President
National Auto Parts Industry
/
Insight

Mexican Auto Parts Industry Must Command Better Respect

Mon, 09/01/2014 - 09:47

The Mexican auto parts industry was largely born of the need for OEMs establishing in Mexico to fulfill requirements for set levels of domestically made components in order to sell cars in the country. Furthermore, large multinational corporations looking to settle in Mexico had to comply with the condition of having a Mexican majority shareholder. During this period, a number of leading international manufacturers entered the national automotive arena, including Johnson Controls, Lear, Bosch, Federal-Mogul, and Dana, among others. As the economy of the NAFTA region grew, many OEMs changed their manufacturing strategies in Mexico to produce one or two high-volume models instead of several low-volume models. Production was intended to be exported while suppliers could now settle in Mexico and own 100% of their companies. This was the big change that the Mexican auto parts industry needed in order to grow sustainably. When the local content regulation for the automotive and auto parts sectors was removed, many Mexican Tier 1 and 2 companies vanished, leaving the market in the hands of transnational competitors. Few Mexican companies overcame the challenge of growing  their own businesses while global competitors were taking over the market. Today, those that have thrived include major companies like Nemak, TREMEC, Metalsa, Bocar, Arbomex, Macimex, and SANLUIS Rassini. As a result, the Mexican auto parts industry now faces the challenge of recovering its Tier 2 and 3 production volumes. As for Tier 1, many parts are still produced here, but the rest of the supply chain has not followed suit. Over the past 20 years OEMs have encouraged their trusted Tier 1 suppliers to set up nearby. Tier 1 companies have been only too happy to take up this opportunity, but have largely remained focused on assembling components in Mexico while importing raw materials from longstanding suppliers in their country’s of origin.

Considering low need from OEMs and the absence of national content regulations, Mexican suppliers need to become competitive in terms of cost, logistics, and quality standards. Without these characteristics, it will be impossible to promote the Tier 2 and 3 components of the Mexican automotive industry’s procurement chain.
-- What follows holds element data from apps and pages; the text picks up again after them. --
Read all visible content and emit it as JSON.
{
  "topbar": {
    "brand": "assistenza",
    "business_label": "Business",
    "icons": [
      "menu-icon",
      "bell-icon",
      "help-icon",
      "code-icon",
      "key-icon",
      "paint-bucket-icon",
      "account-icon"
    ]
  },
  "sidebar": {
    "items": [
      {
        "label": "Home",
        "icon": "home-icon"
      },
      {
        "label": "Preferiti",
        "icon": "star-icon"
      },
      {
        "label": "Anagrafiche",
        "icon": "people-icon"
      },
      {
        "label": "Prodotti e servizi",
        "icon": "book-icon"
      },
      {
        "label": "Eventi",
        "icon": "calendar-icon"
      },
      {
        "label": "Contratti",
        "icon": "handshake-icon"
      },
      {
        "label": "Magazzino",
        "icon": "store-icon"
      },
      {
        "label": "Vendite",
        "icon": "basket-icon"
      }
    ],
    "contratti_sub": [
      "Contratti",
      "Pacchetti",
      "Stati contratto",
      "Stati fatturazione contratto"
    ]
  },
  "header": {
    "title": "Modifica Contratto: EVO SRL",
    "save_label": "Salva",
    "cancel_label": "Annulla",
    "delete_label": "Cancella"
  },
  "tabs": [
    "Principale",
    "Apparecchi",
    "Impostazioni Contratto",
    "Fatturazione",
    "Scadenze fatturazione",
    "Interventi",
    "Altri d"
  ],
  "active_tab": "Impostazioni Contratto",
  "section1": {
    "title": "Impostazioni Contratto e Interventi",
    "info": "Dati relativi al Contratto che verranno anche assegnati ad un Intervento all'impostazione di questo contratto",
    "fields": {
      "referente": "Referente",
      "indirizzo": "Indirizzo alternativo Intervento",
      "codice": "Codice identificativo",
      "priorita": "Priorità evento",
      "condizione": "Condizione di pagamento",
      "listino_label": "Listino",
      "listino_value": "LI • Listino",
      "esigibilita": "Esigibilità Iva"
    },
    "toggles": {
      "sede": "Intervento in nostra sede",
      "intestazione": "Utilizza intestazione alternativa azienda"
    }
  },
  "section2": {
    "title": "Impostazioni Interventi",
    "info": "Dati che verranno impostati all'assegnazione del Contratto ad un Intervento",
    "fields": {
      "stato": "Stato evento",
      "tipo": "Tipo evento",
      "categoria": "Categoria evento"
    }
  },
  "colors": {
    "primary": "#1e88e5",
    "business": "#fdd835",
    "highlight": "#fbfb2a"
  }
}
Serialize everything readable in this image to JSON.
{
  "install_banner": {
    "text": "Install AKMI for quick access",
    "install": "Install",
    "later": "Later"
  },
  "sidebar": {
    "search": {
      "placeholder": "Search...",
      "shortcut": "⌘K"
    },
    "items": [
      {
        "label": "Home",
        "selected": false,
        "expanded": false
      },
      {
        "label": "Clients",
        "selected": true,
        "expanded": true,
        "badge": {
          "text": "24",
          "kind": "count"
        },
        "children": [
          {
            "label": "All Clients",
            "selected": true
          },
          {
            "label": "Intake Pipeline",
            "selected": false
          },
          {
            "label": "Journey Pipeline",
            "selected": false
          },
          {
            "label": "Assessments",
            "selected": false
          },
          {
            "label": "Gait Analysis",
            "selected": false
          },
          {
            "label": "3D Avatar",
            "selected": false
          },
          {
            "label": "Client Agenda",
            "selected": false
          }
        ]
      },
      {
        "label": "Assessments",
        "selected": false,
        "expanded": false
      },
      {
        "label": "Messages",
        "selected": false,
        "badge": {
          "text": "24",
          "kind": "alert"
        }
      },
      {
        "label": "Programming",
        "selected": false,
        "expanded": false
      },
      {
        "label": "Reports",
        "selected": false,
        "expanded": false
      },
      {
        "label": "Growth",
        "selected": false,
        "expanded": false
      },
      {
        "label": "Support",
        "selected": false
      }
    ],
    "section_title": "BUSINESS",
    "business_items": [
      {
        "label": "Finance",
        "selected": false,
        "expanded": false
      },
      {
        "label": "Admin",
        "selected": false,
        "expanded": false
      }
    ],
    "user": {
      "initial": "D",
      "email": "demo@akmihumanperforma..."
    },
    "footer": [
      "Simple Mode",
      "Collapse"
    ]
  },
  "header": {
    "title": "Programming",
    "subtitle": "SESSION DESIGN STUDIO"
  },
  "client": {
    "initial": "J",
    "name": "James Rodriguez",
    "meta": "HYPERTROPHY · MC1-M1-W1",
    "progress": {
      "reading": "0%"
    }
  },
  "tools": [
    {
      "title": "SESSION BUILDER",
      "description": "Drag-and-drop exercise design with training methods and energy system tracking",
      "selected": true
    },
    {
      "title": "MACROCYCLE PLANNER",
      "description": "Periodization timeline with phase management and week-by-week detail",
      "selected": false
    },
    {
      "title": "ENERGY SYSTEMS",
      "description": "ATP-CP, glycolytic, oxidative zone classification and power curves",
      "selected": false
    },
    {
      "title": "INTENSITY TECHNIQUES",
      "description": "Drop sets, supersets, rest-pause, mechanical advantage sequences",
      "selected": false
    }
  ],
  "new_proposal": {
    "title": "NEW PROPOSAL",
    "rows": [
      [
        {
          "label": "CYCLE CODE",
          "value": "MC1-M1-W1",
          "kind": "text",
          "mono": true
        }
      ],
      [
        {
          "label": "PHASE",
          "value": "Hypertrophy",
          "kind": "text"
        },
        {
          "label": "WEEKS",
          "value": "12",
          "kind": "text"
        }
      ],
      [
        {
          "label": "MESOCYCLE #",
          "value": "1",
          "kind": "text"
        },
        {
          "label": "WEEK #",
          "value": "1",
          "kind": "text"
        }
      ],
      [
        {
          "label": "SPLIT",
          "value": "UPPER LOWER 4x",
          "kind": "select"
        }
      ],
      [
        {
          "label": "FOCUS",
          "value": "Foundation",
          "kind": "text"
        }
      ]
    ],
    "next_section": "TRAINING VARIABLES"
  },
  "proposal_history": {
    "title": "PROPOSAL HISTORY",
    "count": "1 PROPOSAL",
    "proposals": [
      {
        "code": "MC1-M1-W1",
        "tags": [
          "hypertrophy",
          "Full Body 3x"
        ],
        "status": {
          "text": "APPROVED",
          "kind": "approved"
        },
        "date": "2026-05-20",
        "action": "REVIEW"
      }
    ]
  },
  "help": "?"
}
The federal government has to play a crucial role in this development through the promotion of direct foreign investment by supporting and attracting suppliers that can complement the production chain, such as those manufacturing steel, fabrics, electric cabling, forging, and machining. Finally, it is important to remember that Mexico is not the only destination where transnational auto parts companies are being invited to follow OEMs. Countries like Russia, Brazil, China, India, Czech Republic, and Poland are also seeking to attract employment sources and technology. Therefore, in such a crowded environment, Mexico must not rest on its laurels but adopt a highly aggressive stance towards promoting itself.